# [Aim of the exercise]
Each record is to be printed exactly as given, down to the last mark.

# [Items from an interface collection]

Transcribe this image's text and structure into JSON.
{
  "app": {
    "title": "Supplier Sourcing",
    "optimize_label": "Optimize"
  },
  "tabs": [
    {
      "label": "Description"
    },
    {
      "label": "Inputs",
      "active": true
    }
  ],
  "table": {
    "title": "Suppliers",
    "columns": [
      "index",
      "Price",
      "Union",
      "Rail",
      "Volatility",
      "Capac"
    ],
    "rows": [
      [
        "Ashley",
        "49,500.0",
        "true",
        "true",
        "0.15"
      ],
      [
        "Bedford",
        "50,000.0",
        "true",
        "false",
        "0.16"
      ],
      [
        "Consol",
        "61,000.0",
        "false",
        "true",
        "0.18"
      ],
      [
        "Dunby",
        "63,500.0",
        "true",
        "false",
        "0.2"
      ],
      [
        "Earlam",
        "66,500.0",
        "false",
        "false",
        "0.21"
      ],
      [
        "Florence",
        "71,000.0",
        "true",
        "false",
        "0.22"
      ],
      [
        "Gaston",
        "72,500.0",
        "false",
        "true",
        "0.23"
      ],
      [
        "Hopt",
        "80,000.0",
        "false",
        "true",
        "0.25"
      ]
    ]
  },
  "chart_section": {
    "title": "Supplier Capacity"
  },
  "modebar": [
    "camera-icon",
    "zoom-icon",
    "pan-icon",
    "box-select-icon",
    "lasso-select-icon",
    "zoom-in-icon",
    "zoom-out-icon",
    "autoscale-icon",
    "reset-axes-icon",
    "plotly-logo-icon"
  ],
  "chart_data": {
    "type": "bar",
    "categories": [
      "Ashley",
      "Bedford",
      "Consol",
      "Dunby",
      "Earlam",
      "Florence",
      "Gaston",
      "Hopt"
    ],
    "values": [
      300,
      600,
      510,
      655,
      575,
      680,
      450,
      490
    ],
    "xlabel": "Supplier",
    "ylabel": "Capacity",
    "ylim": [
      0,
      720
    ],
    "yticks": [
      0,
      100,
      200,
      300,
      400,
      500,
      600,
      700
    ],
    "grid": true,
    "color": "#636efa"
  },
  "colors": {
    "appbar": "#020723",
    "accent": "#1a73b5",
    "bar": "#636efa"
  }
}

# [Response to this task]
Transcribe this image's text and structure into JSON.
{
  "app": {
    "title": "Supplier Sourcing",
    "optimize_label": "Optimize"
  },
  "tabs": [
    {
      "label": "Description"
    },
    {
      "label": "Inputs",
      "active": true
    }
  ],
  "table": {
    "title": "Suppliers",
    "columns": [
      "index",
      "Price",
      "Union",
      "Rail",
      "Volatility",
      "Capac"
    ],
    "rows": [
      [
        "Ashley",
        "49,500.0",
        "true",
        "true",
        "0.15"
      ],
      [
        "Bedford",
        "50,000.0",
        "true",
        "false",
        "0.16"
      ],
      [
        "Consol",
        "61,000.0",
        "false",
        "true",
        "0.18"
      ],
      [
        "Dunby",
        "63,500.0",
        "true",
        "false",
        "0.2"
      ],
      [
        "Earlam",
        "66,500.0",
        "false",
        "false",
        "0.21"
      ],
      [
        "Florence",
        "71,000.0",
        "true",
        "false",
        "0.22"
      ],
      [
        "Gaston",
        "72,500.0",
        "false",
        "true",
        "0.23"
      ],
      [
        "Hopt",
        "80,000.0",
        "false",
        "true",
        "0.25"
      ]
    ]
  },
  "chart_section": {
    "title": "Supplier Capacity"
  },
  "modebar": [
    "camera-icon",
    "zoom-icon",
    "pan-icon",
    "box-select-icon",
    "lasso-select-icon",
    "zoom-in-icon",
    "zoom-out-icon",
    "autoscale-icon",
    "reset-axes-icon",
    "plotly-logo-icon"
  ],
  "chart_data": {
    "type": "bar",
    "categories": [
      "Ashley",
      "Bedford",
      "Consol",
      "Dunby",
      "Earlam",
      "Florence",
      "Gaston",
      "Hopt"
    ],
    "values": [
      300,
      600,
      510,
      655,
      575,
      680,
      450,
      490
    ],
    "xlabel": "Supplier",
    "ylabel": "Capacity",
    "ylim": [
      0,
      720
    ],
    "yticks": [
      0,
      100,
      200,
      300,
      400,
      500,
      600,
      700
    ],
    "grid": true,
    "color": "#636efa"
  },
  "colors": {
    "appbar": "#020723",
    "accent": "#1a73b5",
    "bar": "#636efa"
  }
}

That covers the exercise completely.